Please return the full listing exactly as written, with the images removed.

Data to examine below:

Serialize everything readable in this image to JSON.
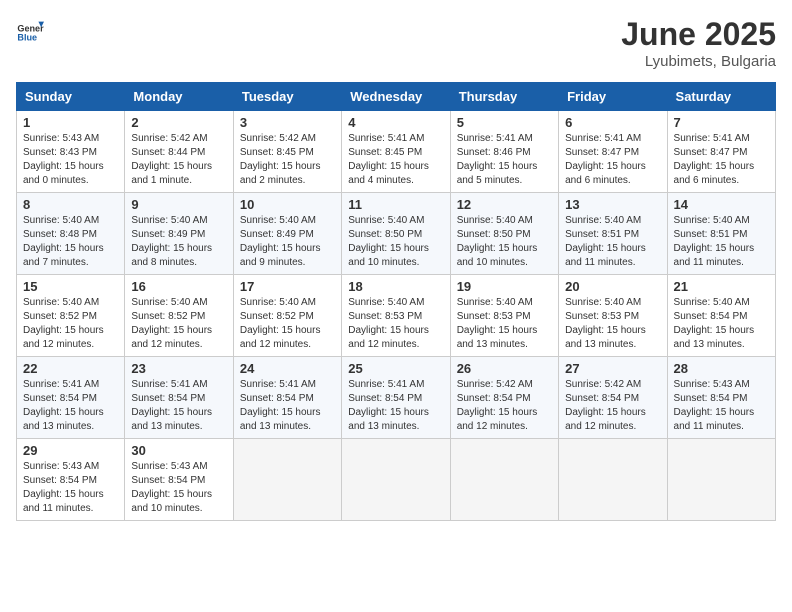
{
  "logo": {
    "general": "General",
    "blue": "Blue"
  },
  "title": {
    "month": "June 2025",
    "location": "Lyubimets, Bulgaria"
  },
  "weekdays": [
    "Sunday",
    "Monday",
    "Tuesday",
    "Wednesday",
    "Thursday",
    "Friday",
    "Saturday"
  ],
  "weeks": [
    [
      {
        "day": "1",
        "sunrise": "5:43 AM",
        "sunset": "8:43 PM",
        "daylight": "15 hours and 0 minutes."
      },
      {
        "day": "2",
        "sunrise": "5:42 AM",
        "sunset": "8:44 PM",
        "daylight": "15 hours and 1 minute."
      },
      {
        "day": "3",
        "sunrise": "5:42 AM",
        "sunset": "8:45 PM",
        "daylight": "15 hours and 2 minutes."
      },
      {
        "day": "4",
        "sunrise": "5:41 AM",
        "sunset": "8:45 PM",
        "daylight": "15 hours and 4 minutes."
      },
      {
        "day": "5",
        "sunrise": "5:41 AM",
        "sunset": "8:46 PM",
        "daylight": "15 hours and 5 minutes."
      },
      {
        "day": "6",
        "sunrise": "5:41 AM",
        "sunset": "8:47 PM",
        "daylight": "15 hours and 6 minutes."
      },
      {
        "day": "7",
        "sunrise": "5:41 AM",
        "sunset": "8:47 PM",
        "daylight": "15 hours and 6 minutes."
      }
    ],
    [
      {
        "day": "8",
        "sunrise": "5:40 AM",
        "sunset": "8:48 PM",
        "daylight": "15 hours and 7 minutes."
      },
      {
        "day": "9",
        "sunrise": "5:40 AM",
        "sunset": "8:49 PM",
        "daylight": "15 hours and 8 minutes."
      },
      {
        "day": "10",
        "sunrise": "5:40 AM",
        "sunset": "8:49 PM",
        "daylight": "15 hours and 9 minutes."
      },
      {
        "day": "11",
        "sunrise": "5:40 AM",
        "sunset": "8:50 PM",
        "daylight": "15 hours and 10 minutes."
      },
      {
        "day": "12",
        "sunrise": "5:40 AM",
        "sunset": "8:50 PM",
        "daylight": "15 hours and 10 minutes."
      },
      {
        "day": "13",
        "sunrise": "5:40 AM",
        "sunset": "8:51 PM",
        "daylight": "15 hours and 11 minutes."
      },
      {
        "day": "14",
        "sunrise": "5:40 AM",
        "sunset": "8:51 PM",
        "daylight": "15 hours and 11 minutes."
      }
    ],
    [
      {
        "day": "15",
        "sunrise": "5:40 AM",
        "sunset": "8:52 PM",
        "daylight": "15 hours and 12 minutes."
      },
      {
        "day": "16",
        "sunrise": "5:40 AM",
        "sunset": "8:52 PM",
        "daylight": "15 hours and 12 minutes."
      },
      {
        "day": "17",
        "sunrise": "5:40 AM",
        "sunset": "8:52 PM",
        "daylight": "15 hours and 12 minutes."
      },
      {
        "day": "18",
        "sunrise": "5:40 AM",
        "sunset": "8:53 PM",
        "daylight": "15 hours and 12 minutes."
      },
      {
        "day": "19",
        "sunrise": "5:40 AM",
        "sunset": "8:53 PM",
        "daylight": "15 hours and 13 minutes."
      },
      {
        "day": "20",
        "sunrise": "5:40 AM",
        "sunset": "8:53 PM",
        "daylight": "15 hours and 13 minutes."
      },
      {
        "day": "21",
        "sunrise": "5:40 AM",
        "sunset": "8:54 PM",
        "daylight": "15 hours and 13 minutes."
      }
    ],
    [
      {
        "day": "22",
        "sunrise": "5:41 AM",
        "sunset": "8:54 PM",
        "daylight": "15 hours and 13 minutes."
      },
      {
        "day": "23",
        "sunrise": "5:41 AM",
        "sunset": "8:54 PM",
        "daylight": "15 hours and 13 minutes."
      },
      {
        "day": "24",
        "sunrise": "5:41 AM",
        "sunset": "8:54 PM",
        "daylight": "15 hours and 13 minutes."
      },
      {
        "day": "25",
        "sunrise": "5:41 AM",
        "sunset": "8:54 PM",
        "daylight": "15 hours and 13 minutes."
      },
      {
        "day": "26",
        "sunrise": "5:42 AM",
        "sunset": "8:54 PM",
        "daylight": "15 hours and 12 minutes."
      },
      {
        "day": "27",
        "sunrise": "5:42 AM",
        "sunset": "8:54 PM",
        "daylight": "15 hours and 12 minutes."
      },
      {
        "day": "28",
        "sunrise": "5:43 AM",
        "sunset": "8:54 PM",
        "daylight": "15 hours and 11 minutes."
      }
    ],
    [
      {
        "day": "29",
        "sunrise": "5:43 AM",
        "sunset": "8:54 PM",
        "daylight": "15 hours and 11 minutes."
      },
      {
        "day": "30",
        "sunrise": "5:43 AM",
        "sunset": "8:54 PM",
        "daylight": "15 hours and 10 minutes."
      },
      null,
      null,
      null,
      null,
      null
    ]
  ]
}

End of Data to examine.

Answer space:
Serialize everything readable in this image to JSON.
{
  "logo": {
    "general": "General",
    "blue": "Blue"
  },
  "title": {
    "month": "June 2025",
    "location": "Lyubimets, Bulgaria"
  },
  "weekdays": [
    "Sunday",
    "Monday",
    "Tuesday",
    "Wednesday",
    "Thursday",
    "Friday",
    "Saturday"
  ],
  "weeks": [
    [
      {
        "day": "1",
        "sunrise": "5:43 AM",
        "sunset": "8:43 PM",
        "daylight": "15 hours and 0 minutes."
      },
      {
        "day": "2",
        "sunrise": "5:42 AM",
        "sunset": "8:44 PM",
        "daylight": "15 hours and 1 minute."
      },
      {
        "day": "3",
        "sunrise": "5:42 AM",
        "sunset": "8:45 PM",
        "daylight": "15 hours and 2 minutes."
      },
      {
        "day": "4",
        "sunrise": "5:41 AM",
        "sunset": "8:45 PM",
        "daylight": "15 hours and 4 minutes."
      },
      {
        "day": "5",
        "sunrise": "5:41 AM",
        "sunset": "8:46 PM",
        "daylight": "15 hours and 5 minutes."
      },
      {
        "day": "6",
        "sunrise": "5:41 AM",
        "sunset": "8:47 PM",
        "daylight": "15 hours and 6 minutes."
      },
      {
        "day": "7",
        "sunrise": "5:41 AM",
        "sunset": "8:47 PM",
        "daylight": "15 hours and 6 minutes."
      }
    ],
    [
      {
        "day": "8",
        "sunrise": "5:40 AM",
        "sunset": "8:48 PM",
        "daylight": "15 hours and 7 minutes."
      },
      {
        "day": "9",
        "sunrise": "5:40 AM",
        "sunset": "8:49 PM",
        "daylight": "15 hours and 8 minutes."
      },
      {
        "day": "10",
        "sunrise": "5:40 AM",
        "sunset": "8:49 PM",
        "daylight": "15 hours and 9 minutes."
      },
      {
        "day": "11",
        "sunrise": "5:40 AM",
        "sunset": "8:50 PM",
        "daylight": "15 hours and 10 minutes."
      },
      {
        "day": "12",
        "sunrise": "5:40 AM",
        "sunset": "8:50 PM",
        "daylight": "15 hours and 10 minutes."
      },
      {
        "day": "13",
        "sunrise": "5:40 AM",
        "sunset": "8:51 PM",
        "daylight": "15 hours and 11 minutes."
      },
      {
        "day": "14",
        "sunrise": "5:40 AM",
        "sunset": "8:51 PM",
        "daylight": "15 hours and 11 minutes."
      }
    ],
    [
      {
        "day": "15",
        "sunrise": "5:40 AM",
        "sunset": "8:52 PM",
        "daylight": "15 hours and 12 minutes."
      },
      {
        "day": "16",
        "sunrise": "5:40 AM",
        "sunset": "8:52 PM",
        "daylight": "15 hours and 12 minutes."
      },
      {
        "day": "17",
        "sunrise": "5:40 AM",
        "sunset": "8:52 PM",
        "daylight": "15 hours and 12 minutes."
      },
      {
        "day": "18",
        "sunrise": "5:40 AM",
        "sunset": "8:53 PM",
        "daylight": "15 hours and 12 minutes."
      },
      {
        "day": "19",
        "sunrise": "5:40 AM",
        "sunset": "8:53 PM",
        "daylight": "15 hours and 13 minutes."
      },
      {
        "day": "20",
        "sunrise": "5:40 AM",
        "sunset": "8:53 PM",
        "daylight": "15 hours and 13 minutes."
      },
      {
        "day": "21",
        "sunrise": "5:40 AM",
        "sunset": "8:54 PM",
        "daylight": "15 hours and 13 minutes."
      }
    ],
    [
      {
        "day": "22",
        "sunrise": "5:41 AM",
        "sunset": "8:54 PM",
        "daylight": "15 hours and 13 minutes."
      },
      {
        "day": "23",
        "sunrise": "5:41 AM",
        "sunset": "8:54 PM",
        "daylight": "15 hours and 13 minutes."
      },
      {
        "day": "24",
        "sunrise": "5:41 AM",
        "sunset": "8:54 PM",
        "daylight": "15 hours and 13 minutes."
      },
      {
        "day": "25",
        "sunrise": "5:41 AM",
        "sunset": "8:54 PM",
        "daylight": "15 hours and 13 minutes."
      },
      {
        "day": "26",
        "sunrise": "5:42 AM",
        "sunset": "8:54 PM",
        "daylight": "15 hours and 12 minutes."
      },
      {
        "day": "27",
        "sunrise": "5:42 AM",
        "sunset": "8:54 PM",
        "daylight": "15 hours and 12 minutes."
      },
      {
        "day": "28",
        "sunrise": "5:43 AM",
        "sunset": "8:54 PM",
        "daylight": "15 hours and 11 minutes."
      }
    ],
    [
      {
        "day": "29",
        "sunrise": "5:43 AM",
        "sunset": "8:54 PM",
        "daylight": "15 hours and 11 minutes."
      },
      {
        "day": "30",
        "sunrise": "5:43 AM",
        "sunset": "8:54 PM",
        "daylight": "15 hours and 10 minutes."
      },
      null,
      null,
      null,
      null,
      null
    ]
  ]
}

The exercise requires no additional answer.